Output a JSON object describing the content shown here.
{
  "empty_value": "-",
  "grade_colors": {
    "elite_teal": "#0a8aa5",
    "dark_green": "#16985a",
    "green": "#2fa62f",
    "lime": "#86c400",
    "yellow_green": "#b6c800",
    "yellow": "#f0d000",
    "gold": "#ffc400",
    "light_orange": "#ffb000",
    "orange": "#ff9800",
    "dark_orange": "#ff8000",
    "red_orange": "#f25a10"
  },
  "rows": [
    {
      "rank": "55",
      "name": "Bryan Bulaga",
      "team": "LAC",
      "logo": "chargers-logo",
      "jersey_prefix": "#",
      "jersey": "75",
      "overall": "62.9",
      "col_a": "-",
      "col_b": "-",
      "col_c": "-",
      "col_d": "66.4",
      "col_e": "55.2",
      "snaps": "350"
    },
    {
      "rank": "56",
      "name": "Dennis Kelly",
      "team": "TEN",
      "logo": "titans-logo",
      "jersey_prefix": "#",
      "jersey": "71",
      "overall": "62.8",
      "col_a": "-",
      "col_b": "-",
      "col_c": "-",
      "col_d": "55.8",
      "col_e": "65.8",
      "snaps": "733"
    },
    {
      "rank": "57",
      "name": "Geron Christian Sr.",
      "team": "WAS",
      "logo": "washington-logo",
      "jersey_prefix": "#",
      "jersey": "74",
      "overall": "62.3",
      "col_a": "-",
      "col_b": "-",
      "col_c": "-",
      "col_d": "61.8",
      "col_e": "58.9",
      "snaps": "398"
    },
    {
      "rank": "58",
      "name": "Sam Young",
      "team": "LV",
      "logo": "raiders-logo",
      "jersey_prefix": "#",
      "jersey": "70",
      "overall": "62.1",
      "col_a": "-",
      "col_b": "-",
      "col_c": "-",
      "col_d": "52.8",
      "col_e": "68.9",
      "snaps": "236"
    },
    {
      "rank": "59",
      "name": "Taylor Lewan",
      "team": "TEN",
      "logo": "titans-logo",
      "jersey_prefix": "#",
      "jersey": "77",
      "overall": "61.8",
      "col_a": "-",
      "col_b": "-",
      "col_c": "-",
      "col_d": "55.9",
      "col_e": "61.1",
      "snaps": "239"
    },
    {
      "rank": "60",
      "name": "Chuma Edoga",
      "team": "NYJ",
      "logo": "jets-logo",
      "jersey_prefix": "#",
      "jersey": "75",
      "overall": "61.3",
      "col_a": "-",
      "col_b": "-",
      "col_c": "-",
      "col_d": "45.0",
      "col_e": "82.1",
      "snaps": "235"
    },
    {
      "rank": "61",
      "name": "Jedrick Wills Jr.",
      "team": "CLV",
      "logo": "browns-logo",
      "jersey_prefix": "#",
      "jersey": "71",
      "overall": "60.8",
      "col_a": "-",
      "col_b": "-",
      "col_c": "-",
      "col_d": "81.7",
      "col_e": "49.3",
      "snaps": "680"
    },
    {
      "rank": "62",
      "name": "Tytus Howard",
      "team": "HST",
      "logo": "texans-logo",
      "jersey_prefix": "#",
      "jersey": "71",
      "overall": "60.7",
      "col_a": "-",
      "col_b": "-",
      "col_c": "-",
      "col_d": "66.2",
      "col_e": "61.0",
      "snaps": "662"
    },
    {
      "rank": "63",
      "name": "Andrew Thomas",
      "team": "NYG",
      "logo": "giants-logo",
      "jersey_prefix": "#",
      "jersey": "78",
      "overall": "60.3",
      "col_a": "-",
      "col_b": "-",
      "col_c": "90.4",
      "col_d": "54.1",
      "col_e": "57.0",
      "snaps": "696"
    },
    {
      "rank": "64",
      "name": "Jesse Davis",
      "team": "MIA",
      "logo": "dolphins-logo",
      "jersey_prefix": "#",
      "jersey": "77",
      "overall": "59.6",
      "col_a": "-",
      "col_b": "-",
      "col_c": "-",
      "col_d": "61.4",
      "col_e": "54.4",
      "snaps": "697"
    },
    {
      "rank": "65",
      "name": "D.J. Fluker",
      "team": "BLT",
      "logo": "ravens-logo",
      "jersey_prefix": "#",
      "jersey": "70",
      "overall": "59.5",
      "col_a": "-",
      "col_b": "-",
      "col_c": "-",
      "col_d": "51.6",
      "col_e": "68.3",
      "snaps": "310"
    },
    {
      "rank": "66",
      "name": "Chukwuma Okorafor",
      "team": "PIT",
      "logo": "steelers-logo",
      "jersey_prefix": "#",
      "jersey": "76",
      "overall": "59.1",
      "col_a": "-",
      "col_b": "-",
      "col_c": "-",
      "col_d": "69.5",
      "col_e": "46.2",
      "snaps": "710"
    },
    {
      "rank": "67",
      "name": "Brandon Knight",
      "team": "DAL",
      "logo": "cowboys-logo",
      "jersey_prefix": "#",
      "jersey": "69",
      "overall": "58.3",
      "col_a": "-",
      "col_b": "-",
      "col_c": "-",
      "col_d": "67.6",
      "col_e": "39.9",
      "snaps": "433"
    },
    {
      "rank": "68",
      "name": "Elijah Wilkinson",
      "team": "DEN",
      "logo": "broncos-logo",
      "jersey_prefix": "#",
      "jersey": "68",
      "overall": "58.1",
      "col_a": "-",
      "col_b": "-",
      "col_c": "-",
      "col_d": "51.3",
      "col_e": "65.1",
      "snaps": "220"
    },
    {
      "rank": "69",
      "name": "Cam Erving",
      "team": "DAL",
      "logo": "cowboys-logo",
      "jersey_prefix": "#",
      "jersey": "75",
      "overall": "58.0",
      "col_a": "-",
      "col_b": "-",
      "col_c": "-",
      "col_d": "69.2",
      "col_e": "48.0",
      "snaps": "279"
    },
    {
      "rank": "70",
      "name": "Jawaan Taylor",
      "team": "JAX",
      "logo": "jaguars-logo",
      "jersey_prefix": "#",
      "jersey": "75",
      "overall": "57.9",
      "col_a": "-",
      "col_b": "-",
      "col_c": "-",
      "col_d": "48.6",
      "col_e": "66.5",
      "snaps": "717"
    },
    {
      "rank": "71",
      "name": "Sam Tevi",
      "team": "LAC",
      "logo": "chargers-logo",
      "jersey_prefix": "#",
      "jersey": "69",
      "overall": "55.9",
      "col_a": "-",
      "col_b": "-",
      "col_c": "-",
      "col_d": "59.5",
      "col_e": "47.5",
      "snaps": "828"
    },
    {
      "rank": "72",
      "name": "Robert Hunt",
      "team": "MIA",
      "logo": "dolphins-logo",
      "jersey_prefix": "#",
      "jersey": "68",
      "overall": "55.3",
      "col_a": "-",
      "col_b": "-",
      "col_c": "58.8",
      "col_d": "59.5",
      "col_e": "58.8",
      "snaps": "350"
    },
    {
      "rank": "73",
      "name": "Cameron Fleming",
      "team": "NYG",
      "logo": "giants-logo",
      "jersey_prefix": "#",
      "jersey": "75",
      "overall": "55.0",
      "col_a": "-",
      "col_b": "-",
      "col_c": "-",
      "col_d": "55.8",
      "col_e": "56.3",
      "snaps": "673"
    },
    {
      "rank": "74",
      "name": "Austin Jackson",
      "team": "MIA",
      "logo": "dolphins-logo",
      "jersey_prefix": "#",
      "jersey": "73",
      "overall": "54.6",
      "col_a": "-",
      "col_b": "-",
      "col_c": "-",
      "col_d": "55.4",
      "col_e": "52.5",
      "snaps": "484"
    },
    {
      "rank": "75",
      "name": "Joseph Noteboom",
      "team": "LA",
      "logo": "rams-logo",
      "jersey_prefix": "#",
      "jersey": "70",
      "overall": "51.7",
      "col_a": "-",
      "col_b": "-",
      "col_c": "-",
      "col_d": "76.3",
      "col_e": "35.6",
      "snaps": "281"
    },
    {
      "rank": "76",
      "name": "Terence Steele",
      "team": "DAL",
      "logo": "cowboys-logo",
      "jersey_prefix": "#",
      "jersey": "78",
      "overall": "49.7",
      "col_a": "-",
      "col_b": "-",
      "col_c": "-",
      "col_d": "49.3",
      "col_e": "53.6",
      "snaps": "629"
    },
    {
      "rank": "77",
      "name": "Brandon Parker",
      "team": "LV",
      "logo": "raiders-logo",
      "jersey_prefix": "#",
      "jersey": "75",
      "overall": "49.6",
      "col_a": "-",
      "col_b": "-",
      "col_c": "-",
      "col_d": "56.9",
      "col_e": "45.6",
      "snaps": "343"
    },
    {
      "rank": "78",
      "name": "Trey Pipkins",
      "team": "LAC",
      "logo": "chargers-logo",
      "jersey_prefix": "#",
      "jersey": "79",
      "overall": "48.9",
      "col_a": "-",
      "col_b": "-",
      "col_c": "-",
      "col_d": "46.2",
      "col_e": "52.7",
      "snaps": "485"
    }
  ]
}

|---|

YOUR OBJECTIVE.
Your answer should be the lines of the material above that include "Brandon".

WRITTEN SOLUTION.
      "name": "Brandon Knight",
      "name": "Brandon Parker",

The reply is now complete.